The Kachin Independence Organisation needs to put the interests of the people of Kachin State ahead of its own and sign a bilateral ceasefire with the government.
By SITHU AUNG MYINT | FRONTIER
It is five years since fighting resumed in Kachin State between the Tatmadaw and the Kachin Independence Army, the armed wing of the Kachin Independence Organisation. The anniversary of this unfortunate event was marked recently by civil society groups, including the Kachin Peace Network.
They highlighted the misery of the tens of thousands of Kachin displaced by the fighting and living in camps and they also called on the government and stakeholders to bring peace to the state.
The resumption of hostilities between the Tatmadaw and the KIA in June 2011 – soon after the U Thein Sein government came to power – ended a 17-year bilateral ceasefire.
In 2012, the Thein Sein government and the Tatmadaw launched an initiative to achieve a national ceasefire agreement by holding bilateral negotiations with armed groups. Their strategy was to reach ceasefire agreements with each group before expanding the process to the Union level.
This enabled the government and the Tatmadaw to build trust with many of the groups, including the Karen National Union. The agreement signed with the KNU in January 2012 ended 60 years of fighting in what had been one of the world’s longest-running conflicts. There were similar successes with other armed groups.
Despite repeated rounds of negotiations, a ceasefire agreement with the KIA was elusive. This was mainly because of the KIA’s stand that a political solution was necessary to end armed conflict. It argued that if political problems could be resolved, the fighting would stop automatically. There was no need for a ceasefire, insisted the KIA, because what was needed was political dialogue.
However, the KIA participated in the Union-level peace talks toward a nationwide ceasefire. These negotiations resulted in 16 ethnic armed groups signing an agreement with the government on the draft text in March 2015.
The KIA had demanded that a ceasefire be inclusive. After the Tatmadaw blocked the participation of three groups close to the KIA – the Arakan Army, Ta’ang National Liberation Army and ethnic Kokang Myanmar National Democratic Alliance Army – the KIA declined to sign the final text.
When the so-called nationwide ceasefire accord was signed with the Thein Sein government last October, it was inked by only eight of the 16 groups involved in the negotiations. Other big groups apart from the KIA that did not sign included the United Wa State Army and the Shan State Army-North.
Myanmar is yet to achieve a genuine national ceasefire agreement and fighting continues with the KIA and other armed groups.
The KIO was established in February 1961. After fighting for 33 years it reached a ceasefire agreement in 1994 with the military government headed by Senior General Than Shwe. The agreement was for a ceasefire only and did not provide for political dialogue. It permitted KIO leaders to run businesses but they were not allowed to contact any political groups or other ethnic armed groups, nor to organise among the Kachin people.
The privilege granted to KIO leaders to run businesses in cities like the state capital, Myitkyina, meant that some of them became wealthy but there was little improvement in the living standards of most Kachin for the 17 years that the ceasefire was in force.

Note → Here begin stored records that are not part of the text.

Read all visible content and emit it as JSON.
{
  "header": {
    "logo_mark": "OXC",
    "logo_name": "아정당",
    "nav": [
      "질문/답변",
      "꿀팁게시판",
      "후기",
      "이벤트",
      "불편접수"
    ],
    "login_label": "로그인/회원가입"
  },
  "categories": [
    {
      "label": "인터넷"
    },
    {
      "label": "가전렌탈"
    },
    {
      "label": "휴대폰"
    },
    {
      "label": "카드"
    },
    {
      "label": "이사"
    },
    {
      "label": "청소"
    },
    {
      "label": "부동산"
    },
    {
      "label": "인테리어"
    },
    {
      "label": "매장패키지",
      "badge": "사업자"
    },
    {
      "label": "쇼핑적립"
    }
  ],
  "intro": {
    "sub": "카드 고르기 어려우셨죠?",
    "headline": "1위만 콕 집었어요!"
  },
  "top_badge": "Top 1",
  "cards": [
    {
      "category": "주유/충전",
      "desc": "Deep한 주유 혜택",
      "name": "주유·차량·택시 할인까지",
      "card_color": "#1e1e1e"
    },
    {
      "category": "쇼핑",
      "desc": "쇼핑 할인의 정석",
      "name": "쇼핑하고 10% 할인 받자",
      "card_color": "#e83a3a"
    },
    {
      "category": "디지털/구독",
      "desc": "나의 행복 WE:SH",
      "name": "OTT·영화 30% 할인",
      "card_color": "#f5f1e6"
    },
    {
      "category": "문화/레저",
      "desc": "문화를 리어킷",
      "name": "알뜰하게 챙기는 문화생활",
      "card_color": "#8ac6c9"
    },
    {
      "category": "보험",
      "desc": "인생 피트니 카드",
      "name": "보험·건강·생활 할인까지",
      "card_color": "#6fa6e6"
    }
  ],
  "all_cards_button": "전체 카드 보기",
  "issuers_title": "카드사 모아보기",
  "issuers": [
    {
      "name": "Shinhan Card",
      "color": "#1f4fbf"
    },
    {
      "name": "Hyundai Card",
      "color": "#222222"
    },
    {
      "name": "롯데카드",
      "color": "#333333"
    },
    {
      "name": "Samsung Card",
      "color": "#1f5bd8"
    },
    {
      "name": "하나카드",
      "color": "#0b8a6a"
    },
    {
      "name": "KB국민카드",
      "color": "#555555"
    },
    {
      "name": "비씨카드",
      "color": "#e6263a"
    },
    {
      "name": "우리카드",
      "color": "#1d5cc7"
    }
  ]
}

Although the Thein Sein government was as much a creation of the military as the former ruling Union Solidarity and Development Party it was quite different to its military government predecessors. The Thein Sein administration can be regarded as a government of transition between military rule and the National League for Democracy government headed by Daw Aung San Suu Kyi.
If the KIO had been among the signatories of the ceasefire inked last October it would have been granted the right to organise among the Kachin people, hold talks with other armed ethnic groups and meet civil society organisations. Groups that signed the NCA, including the KNU and the Restoration Council of Shan State/Shan State Army-South, enjoy such rights.
The KIO’s refusal to sign the NCA is questionable. How can it be that the KIO was prepared to sign a truce that granted it no political rights with a military dictatorship, but not prepared to sign a ceasefire that offered many political rights with a transitional government?
It will take considerable time to negotiate a political settlement between the Tatmadaw and ethnic armed groups. During what are likely to be long, complex negotiations, the people of Kachin should not have to endure more fighting. The KIO should sign a bilateral ceasefire with the government and participate in the national political dialogue.
The time is ripe for the KIO to be involved in the work of returning displaced Kachin to their homes, clearing landmines and helping to develop the state for the benefit of its people.